It’s hard to beat asters when it comes to sheer beauty, and growing asters in containers is a cinch as long as you meet all the plant’s growing conditions. What better way to brighten up a deck or patio when most flowers are winding down for the season? Let’s explore how to grow asters in containers.
Aster Container Growing
Use a container with plenty of space for the roots to grow. However, avoid overly large containers, as a large amount of potting mix holds excess water that may result in root rot. It’s always better to repot when the plant outgrows its container.
Be sure the container has at least one drainage hole in the bottom. Cover the hole with mesh or a paper coffee filter to prevent loss of potting mix through the hole.
Fill the container with a lightweight commercial potting mix. Never use garden soil, which compacts and doesn’t allow free passage of water and nutrients.
Water asters immediately after planting.
Place the container where the asters are exposed to six to eight hours of full sunlight per day.
Aster Care for Containers
Check the container daily during warm weather and water as needed to keep the soil moist, but never soggy. Keep in mind that asters prefer soil a little on the dry side. A 1 to 2 inch (2.5 to 5 cm.) layer of mulch will help with moisture retention.
Feed asters monthly throughout the growing season. Alternatively, mix a small amount of slow-release fertilizer into the potting mix at planting time.
Remove spent blooms as soon as they wilt. Otherwise, the plant will go to seed and blooming will rapidly decrease.
Watch for pests, such as spider mites and aphids.
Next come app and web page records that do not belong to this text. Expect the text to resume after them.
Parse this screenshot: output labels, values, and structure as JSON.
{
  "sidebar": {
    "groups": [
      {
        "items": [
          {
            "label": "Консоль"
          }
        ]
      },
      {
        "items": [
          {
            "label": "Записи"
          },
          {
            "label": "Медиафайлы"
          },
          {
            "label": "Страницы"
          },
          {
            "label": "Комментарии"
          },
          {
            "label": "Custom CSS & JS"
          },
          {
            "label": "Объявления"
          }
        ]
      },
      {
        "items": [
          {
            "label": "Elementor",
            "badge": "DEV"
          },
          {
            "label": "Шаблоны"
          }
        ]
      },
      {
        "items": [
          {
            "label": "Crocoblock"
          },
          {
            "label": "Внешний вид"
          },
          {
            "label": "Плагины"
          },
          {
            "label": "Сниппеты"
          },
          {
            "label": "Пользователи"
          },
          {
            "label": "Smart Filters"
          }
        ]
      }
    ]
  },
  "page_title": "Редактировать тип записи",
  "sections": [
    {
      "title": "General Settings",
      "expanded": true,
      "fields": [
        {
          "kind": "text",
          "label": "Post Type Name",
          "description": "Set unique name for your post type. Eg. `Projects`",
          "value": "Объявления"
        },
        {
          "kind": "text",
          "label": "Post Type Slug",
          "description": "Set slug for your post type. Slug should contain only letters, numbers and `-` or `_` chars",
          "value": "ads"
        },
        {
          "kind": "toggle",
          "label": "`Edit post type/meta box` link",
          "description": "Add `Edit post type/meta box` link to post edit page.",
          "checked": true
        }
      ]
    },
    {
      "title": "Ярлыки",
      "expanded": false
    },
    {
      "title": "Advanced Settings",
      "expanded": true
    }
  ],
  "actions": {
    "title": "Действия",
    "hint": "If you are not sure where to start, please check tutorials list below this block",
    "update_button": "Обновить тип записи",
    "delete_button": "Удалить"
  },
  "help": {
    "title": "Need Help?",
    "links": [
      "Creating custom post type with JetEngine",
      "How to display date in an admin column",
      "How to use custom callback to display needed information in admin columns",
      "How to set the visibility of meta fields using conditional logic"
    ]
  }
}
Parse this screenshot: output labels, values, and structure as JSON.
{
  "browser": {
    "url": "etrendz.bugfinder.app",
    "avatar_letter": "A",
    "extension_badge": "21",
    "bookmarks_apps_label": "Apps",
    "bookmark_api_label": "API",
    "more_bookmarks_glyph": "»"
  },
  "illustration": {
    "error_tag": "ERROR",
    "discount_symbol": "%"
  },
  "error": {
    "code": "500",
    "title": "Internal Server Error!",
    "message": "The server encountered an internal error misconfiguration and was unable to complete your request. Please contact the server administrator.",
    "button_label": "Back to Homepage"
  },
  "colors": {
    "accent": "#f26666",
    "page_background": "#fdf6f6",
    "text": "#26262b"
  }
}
Both are easily controlled by using an insecticidal soap spray. However, never spray the plants on hot days, or when the sun is directly on the plant.